I've already spoken about the clay models used for NP covers, and again, it's on full display here. They even managed to use the right colors on Mario this time. In fact, they did a great job recreating the pose of the box art for Super Mario Bros. 3. Then they throw in the bonuses of Larry Koopa, Chain Chomp, and the Sun. That Sun, guys. I'm not sure who scared me more as a kid, the Sun or Phanto. Both of them traumatized me.
It's a very simplistic cover. The color used for the background reminds me of a sun setting, and that brings back great memories of coming home on a Friday after school, immediately firing up the game and playing until the late evening.
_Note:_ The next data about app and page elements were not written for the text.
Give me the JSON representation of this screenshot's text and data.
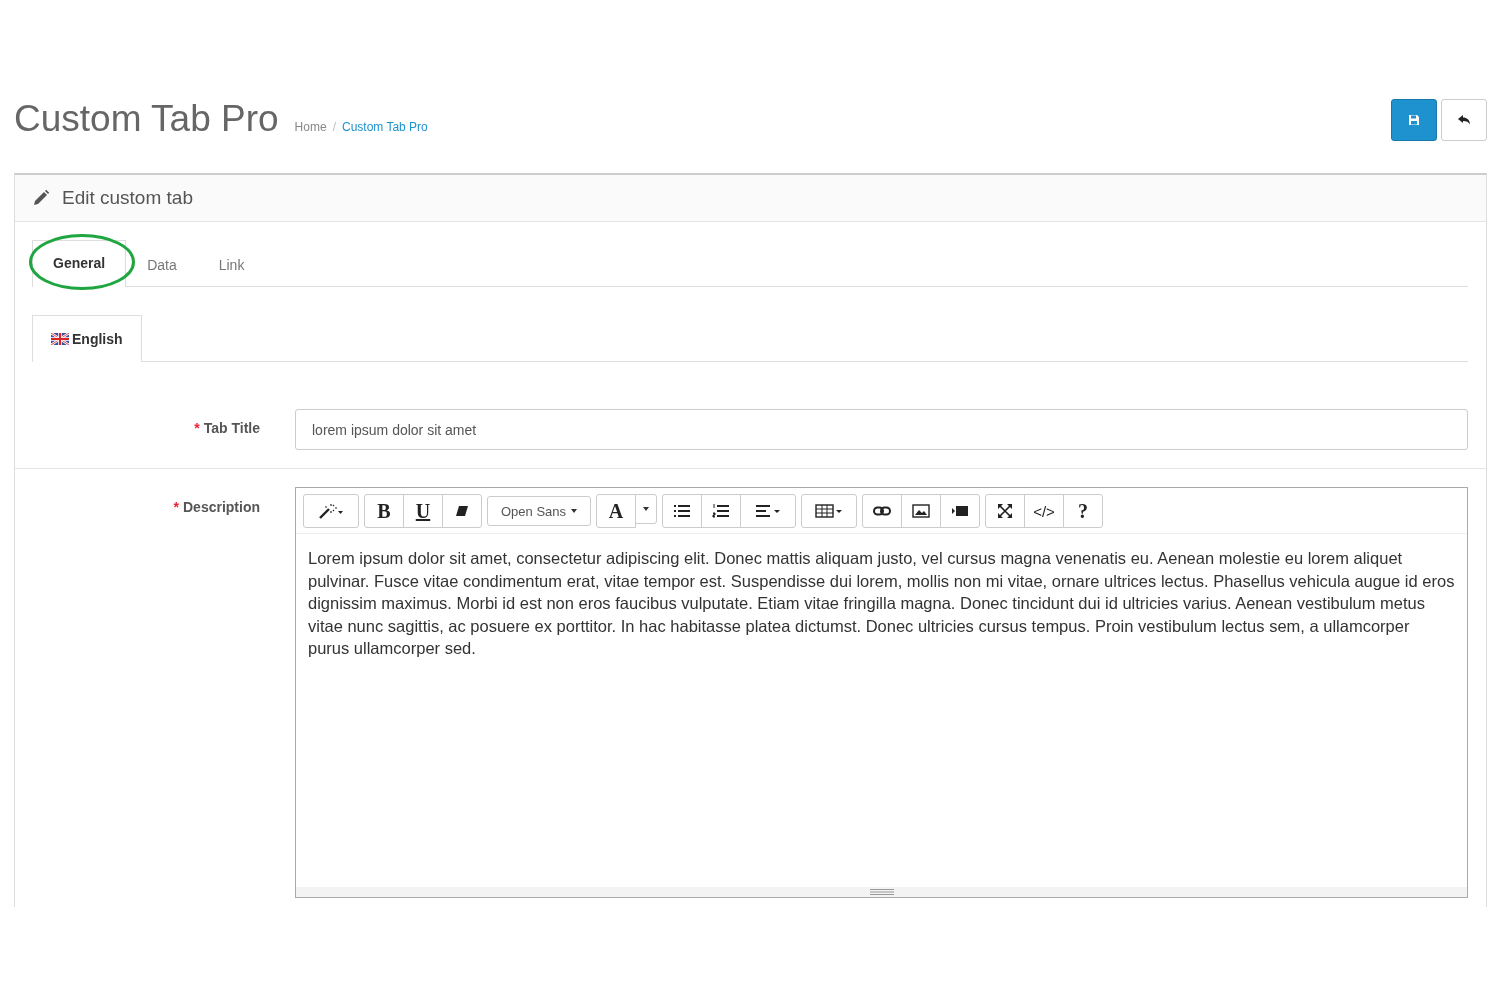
{
  "page_title": "Custom Tab Pro",
  "breadcrumb": {
    "separator": "/",
    "items": [
      {
        "label": "Home",
        "selected": false
      },
      {
        "label": "Custom Tab Pro",
        "selected": true
      }
    ]
  },
  "header_buttons": [
    {
      "kind": "save"
    },
    {
      "kind": "back"
    }
  ],
  "panel": {
    "title": "Edit custom tab",
    "tabs": [
      {
        "label": "General",
        "selected": true,
        "highlighted": true
      },
      {
        "label": "Data",
        "selected": false,
        "highlighted": false
      },
      {
        "label": "Link",
        "selected": false,
        "highlighted": false
      }
    ],
    "languages": [
      {
        "label": "English",
        "selected": true
      }
    ],
    "fields": [
      {
        "label": "Tab Title",
        "required_mark": "*",
        "kind": "text",
        "value": "lorem ipsum dolor sit amet"
      },
      {
        "label": "Description",
        "required_mark": "*",
        "kind": "editor",
        "toolbar": [
          [
            {
              "kind": "wand"
            }
          ],
          [
            {
              "kind": "bold",
              "label": "B"
            },
            {
              "kind": "underline",
              "label": "U"
            },
            {
              "kind": "eraser"
            }
          ],
          [
            {
              "kind": "font",
              "label": "Open Sans"
            }
          ],
          [
            {
              "kind": "color",
              "label": "A"
            },
            {
              "kind": "caret"
            }
          ],
          [
            {
              "kind": "ul"
            },
            {
              "kind": "ol"
            },
            {
              "kind": "align"
            }
          ],
          [
            {
              "kind": "table"
            }
          ],
          [
            {
              "kind": "link"
            },
            {
              "kind": "image"
            },
            {
              "kind": "video"
            }
          ],
          [
            {
              "kind": "fullscreen"
            },
            {
              "kind": "code",
              "label": "</>"
            },
            {
              "kind": "help",
              "label": "?"
            }
          ]
        ],
        "value": "Lorem ipsum dolor sit amet, consectetur adipiscing elit. Donec mattis aliquam justo, vel cursus magna venenatis eu. Aenean molestie eu lorem aliquet pulvinar. Fusce vitae condimentum erat, vitae tempor est. Suspendisse dui lorem, mollis non mi vitae, ornare ultrices lectus. Phasellus vehicula augue id eros dignissim maximus. Morbi id est non eros faucibus vulputate. Etiam vitae fringilla magna. Donec tincidunt dui id ultricies varius. Aenean vestibulum metus vitae nunc sagittis, ac posuere ex porttitor. In hac habitasse platea dictumst. Donec ultricies cursus tempus. Proin vestibulum lectus sem, a ullamcorper purus ullamcorper sed."
      }
    ]
  }
}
I've written in the past about how I'm just not that big of a Legend of Zelda fan from a gameplay perspective, but I love the story and lore of the series. I mean, the only ones I've ever finished are Link to the Past and A Link Between Worlds (more on those in a future Top 5). This cover is for Link's Awakening, the series' first foray into handheld gaming, and boy is it epic. What's great about it is that it doesn't feature either character from the game's title, and instead shows the aptly named character, Owl. I'm not sure if Owl is covering his face because he's an angsty teenager trying to be mysterious or he's covering his mouth to cough, but either way, he looks great.
And that sword is bedazzled like nobody's business. There's so much bling on that sword it would make Master P blush. This is a very fitting cover for Nintendo Power's 50th issue.
Easily the most infamous Nintendo Power cover, so much so that it caused parents to write letters to the magazine exclaiming that the cover gave their child nightmares. And...yeah, I can see that. It's a very macabre and gruesome scene, and definitely not in line with the family friendly image Nintendo has always had. But now that we're 25 years removed from the release of this issue, we can look back on and see how awesome it really is.
By the standards of today, it's pretty tame. But when you consider the type of restrictions that Nintendo had on in-game content at the time, it's kind of amazing that this made it past the editors. Granted, Nintendo Power didn't have to go through an approval process by the company it represented before putting an issue to press, but you'd think they would want to be as in-line with the company as they could. You can't have blood in Mortal Kombat, but you can have a dude holding Dracula's decapitated head.
Thanks for reading everyone. I'm very much looking forward to October, as all of my lists will be Halloween themed, should be a good time.